I love my Shamrocks. I have the purple variety. From a small bunch from Trader Joe’s a few years ago, they now fill two pots, and another repotting is needed soon. I love how they go to sleep every night and stretch their petals full every morning.
Here it is again: Your yearly chance to invite a wee Shamrock plant to call your house its home.
Shamrock blossoms purple
Stocked in Shamrocks
Shamrock blossoms green
Hello, moon. Good night, Shamrocks.
A bag of shredded Brussels Sprouts = good eating ahead!
What’s that you say? You don’t like Brussels Sprouts?! Well, then, feast your eyes on a raspberry tarte or homemade lemonade. The rest of you, come with me to Brussels Sprout heaven.
Trader Joe’s does the shredding. You do the eating.
Start by sauteing some garlic and onion in olive oil.
Add more onion and the bag of B. Sprouts. Include the balsamic vinegar and water as recommended on the bag.
When done, I also squeezed some lemon juice on top. I did not use bacon, but that could be a meat-eater’s happy addition.
I separated the batch into four containers for easy access at meal time.
Here’s the official recipe, but be creative and make it your own:
Thank you for following Things I Love at Trader Joe’s! We’re thankful for you!
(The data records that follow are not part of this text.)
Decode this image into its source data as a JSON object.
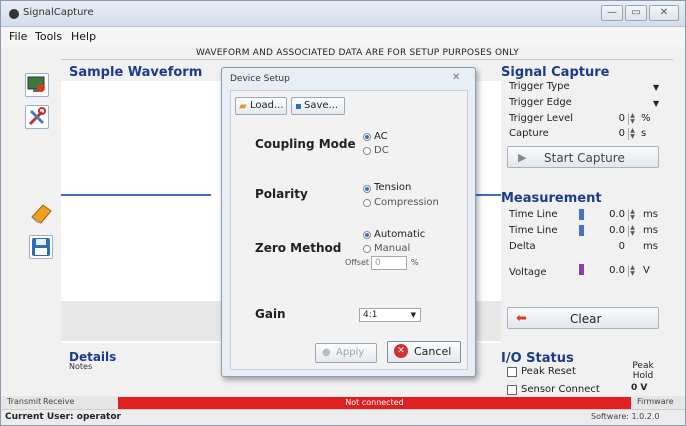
{
  "window": {
    "title": "SignalCapture",
    "min_glyph": "—",
    "max_glyph": "▭",
    "close_glyph": "✕"
  },
  "menu": {
    "items": [
      "File",
      "Tools",
      "Help"
    ]
  },
  "banner": "WAVEFORM AND ASSOCIATED DATA ARE FOR SETUP PURPOSES ONLY",
  "sample": {
    "title": "Sample Waveform"
  },
  "details": {
    "title": "Details",
    "notes_label": "Notes"
  },
  "signal_capture": {
    "title": "Signal Capture",
    "trigger_type_label": "Trigger Type",
    "trigger_edge_label": "Trigger Edge",
    "trigger_level_label": "Trigger Level",
    "trigger_level_value": "0",
    "trigger_level_unit": "%",
    "capture_label": "Capture",
    "capture_value": "0",
    "capture_unit": "s",
    "start_button": "Start Capture"
  },
  "measurement": {
    "title": "Measurement",
    "time_line_1_label": "Time Line",
    "time_line_1_value": "0.0",
    "time_line_1_unit": "ms",
    "time_line_2_label": "Time Line",
    "time_line_2_value": "0.0",
    "time_line_2_unit": "ms",
    "delta_label": "Delta",
    "delta_value": "0",
    "delta_unit": "ms",
    "voltage_label": "Voltage",
    "voltage_value": "0.0",
    "voltage_unit": "V",
    "clear_button": "Clear"
  },
  "io_status": {
    "title": "I/O Status",
    "peak_reset": "Peak Reset",
    "sensor_connect": "Sensor Connect",
    "peak_hold": "Peak Hold",
    "peak_hold_value": "0 V"
  },
  "status": {
    "transmit": "Transmit",
    "receive": "Receive",
    "connection": "Not connected",
    "firmware": "Firmware",
    "current_user": "Current User: operator",
    "software": "Software: 1.0.2.0"
  },
  "dialog": {
    "title": "Device Setup",
    "load_button": "Load...",
    "save_button": "Save...",
    "coupling_label": "Coupling Mode",
    "coupling_options": [
      "AC",
      "DC"
    ],
    "polarity_label": "Polarity",
    "polarity_options": [
      "Tension",
      "Compression"
    ],
    "zero_label": "Zero Method",
    "zero_options": [
      "Automatic",
      "Manual"
    ],
    "offset_label": "Offset",
    "offset_value": "0",
    "offset_unit": "%",
    "gain_label": "Gain",
    "gain_value": "4:1",
    "apply_button": "Apply",
    "cancel_button": "Cancel"
  },
  "colors": {
    "accent_blue": "#1c3b8c",
    "status_red": "#e02020",
    "cursor_blue": "#4473c5",
    "cursor_purple": "#8a3fb0"
  }
}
The Man at the End of the Line / Narrative.ly
For your reading pleasure…
You’re in NYC. In a city that never sleeps, Trader Joe’s is faced with 24/7 people who love to shop and a flock of customers bigger than anywhere else in the U.S.
Enter the end-of-the-line sign. And the most important part, the end-of-the-line sign holder.
Why is there such a sign and such a sign holder?
With so many people in the store at any given time, it can become disorienting. That group of people in front of you – are they waiting to sample mini pies and coffee? Are they just making their way to the marinated tofu and unshelled edamame? Or are they the end of the checkout line?
Aaron Gilbreath has beautifully captured the swarming TJ experience. His essay, The Man at the End of the Line on the Narratively site, offers insights about TJ efficiency and the people who steer the crowds. It’s a great read.
Here’s a sample:
“The longest wait I’ve ever seen,” a supervisor says, “is fifteen minutes.” But that isn’t the longest on record. A crew member named Teresa remembers lines so long during both Hurricane Sandy and Thanksgiving last year that they snaked through frozen foods in both directions and out onto the street. A desperation filled the air on those days, a fog of tense hysteria that seemed to waft from the throngs of customers who streamed in from the street. “The honor guard had to close the front door,” Teresa says. “We had to let the line go and let people in, let the line go and let people in. It was a process, but we’re efficient.”
[Are you in New York? Please share your end-of-line experiences and thoughts!]
Thanks to Narratively for permission to repost their content.
My dear friend Sabin taught me this trick years ago. It’s a clever way to keep costs down and gourmet points high.
This is what you’ll need:
- 1 can (per 3-4 guests) of TJ’s Dolmas/Greek stuffed grape leaves
- 1 lemon
- Olive oil to drizzle
- 1 pretty plate
Directions: Select your serving plate (very important step). Open the pop-up can of dolmas – no opener needed. Arrange the stuffed grape leaves on the plate artistically. Slice the lemon. Use one slice for the middle of the plate. Cut a wedge and squeeze the juice over the dolmas. Drizzle the olive oil over the dolmas sparingly.
Serve to your guests like you slaved all day.
Greek grape leaves serve up gourmet cred